ORCID Identifier(s)


Graduation Semester and Year




Document Type


Degree Name

Doctor of Philosophy in Educational Leadership and Policy Studies


Educational Leadership and Policy Studies

First Advisor

Maria Trache

Second Advisor

Yi Zhang


Despite its status as a wealthy, developed nation, the United States is plagued by widespread deficiencies in adult literacy. The problem is quite severe among individuals who were born in country, yet the situation for the nation’s immigrant population is nothing short of alarming. Using the U.S. portion of the data set for the international 2012/2014 Program for the International Assessment of Adult Competencies (PIAAC), the study explores the impact of everyday practice on the development of literacy skills among adults aged 16 to 74. Where other studies typically focus on the literacy crisis among America’s school-age children, the present study goes further by recognizing the fact that low literacy extends into adulthood. For immigrants in the U.S., the problem is often compounded by underdeveloped English-language skills and/or a lack of formal schooling. The present study provides a comparative analysis of the literacy levels and literacy practices of American-born and immigrant adults in the United States. Moreover, the two groups are compared in terms of certain sociodemographic features, including age and gender composition as well as level of education. The study suggests that immigrants’ literacy struggles can largely be attributed to language barriers and a lack of formal schooling, with nearly 25% of adult immigrants not having completed high school. Additionally, female participants demonstrated lower literacy levels, while younger adults scored on average higher on the literacy assessment. Of the study’s most significant findings, insight into the notion of how practice in a field contributes to acquisition of capital (Bourdieu, 1990, 1993), specifically language capital with respect to literacy, was underscored as certain literacy acts, such as reading and writing letters, were determined to have a positive impact on adult literacy scores. The study also found variation in specific methods of practice which further affected literacy levels among American-born and immigrant adults. In closing, the study recommends legislative change at the federal level to promote consistent literacy development beginning with the nation’s youngest learners. Furthermore, transformative curriculum interventions are necessary in adult education programs to accommodate the unique needs of low literacy adults, as informed by the study’s results. An entirely different instructional framework must also be considered for low literacy immigrants who also struggle with the English language and possibly literacy in their first language.

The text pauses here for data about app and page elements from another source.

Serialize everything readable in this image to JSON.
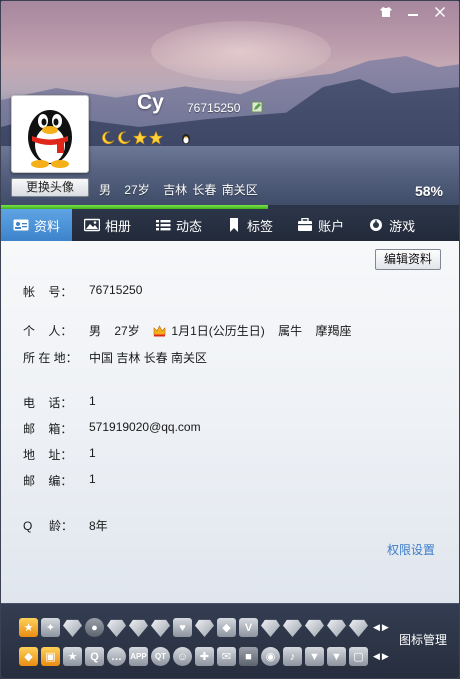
{
  "window": {
    "controls": [
      "skin",
      "minimize",
      "close"
    ]
  },
  "header": {
    "nickname": "Cy",
    "qq_number": "76715250",
    "change_avatar_label": "更换头像",
    "gender": "男",
    "age": "27岁",
    "location": "吉林 长春 南关区",
    "completion_percent": "58%",
    "completion_value": 58,
    "level_icons": [
      "moon",
      "moon",
      "star",
      "star"
    ]
  },
  "tabs": [
    {
      "label": "资料",
      "icon": "profile-card-icon",
      "active": true
    },
    {
      "label": "相册",
      "icon": "photo-album-icon",
      "active": false
    },
    {
      "label": "动态",
      "icon": "feed-list-icon",
      "active": false
    },
    {
      "label": "标签",
      "icon": "bookmark-icon",
      "active": false
    },
    {
      "label": "账户",
      "icon": "wallet-icon",
      "active": false
    },
    {
      "label": "游戏",
      "icon": "game-icon",
      "active": false
    }
  ],
  "profile": {
    "edit_button": "编辑资料",
    "account": {
      "label": "帐    号：",
      "value": "76715250"
    },
    "personal": {
      "label": "个    人：",
      "gender": "男",
      "age": "27岁",
      "birthday": "1月1日(公历生日)",
      "zodiac": "属牛",
      "constellation": "摩羯座"
    },
    "location": {
      "label": "所 在 地：",
      "value": "中国 吉林 长春 南关区"
    },
    "phone": {
      "label": "电    话：",
      "value": "1"
    },
    "email": {
      "label": "邮    箱：",
      "value": "571919020@qq.com"
    },
    "address": {
      "label": "地    址：",
      "value": "1"
    },
    "postcode": {
      "label": "邮    编：",
      "value": "1"
    },
    "qage": {
      "label": "Q     龄：",
      "value": "8年"
    },
    "permission_link": "权限设置"
  },
  "tray": {
    "manage_label": "图标管理",
    "row1_icons": [
      "gold-badge-icon",
      "butterfly-icon",
      "diamond-icon",
      "penguin-diamond-icon",
      "diamond-icon",
      "diamond-icon",
      "diamond-icon",
      "heart-diamond-icon",
      "diamond-icon",
      "wing-diamond-icon",
      "vip-icon",
      "diamond-icon",
      "diamond-icon",
      "diamond-icon",
      "diamond-icon",
      "diamond-icon"
    ],
    "row2_icons": [
      "gold-shield-icon",
      "lock-icon",
      "star-icon",
      "qzone-icon",
      "chat-icon",
      "app-icon",
      "qt-icon",
      "penguin-face-icon",
      "puzzle-icon",
      "mail-icon",
      "cube-icon",
      "disc-icon",
      "music-icon",
      "shield-icon",
      "shield-icon",
      "square-icon"
    ]
  }
}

Adult literacy, Immigrants, American-born adult, United States


Education | Educational Leadership


Degree granted by The University of Texas at Arlington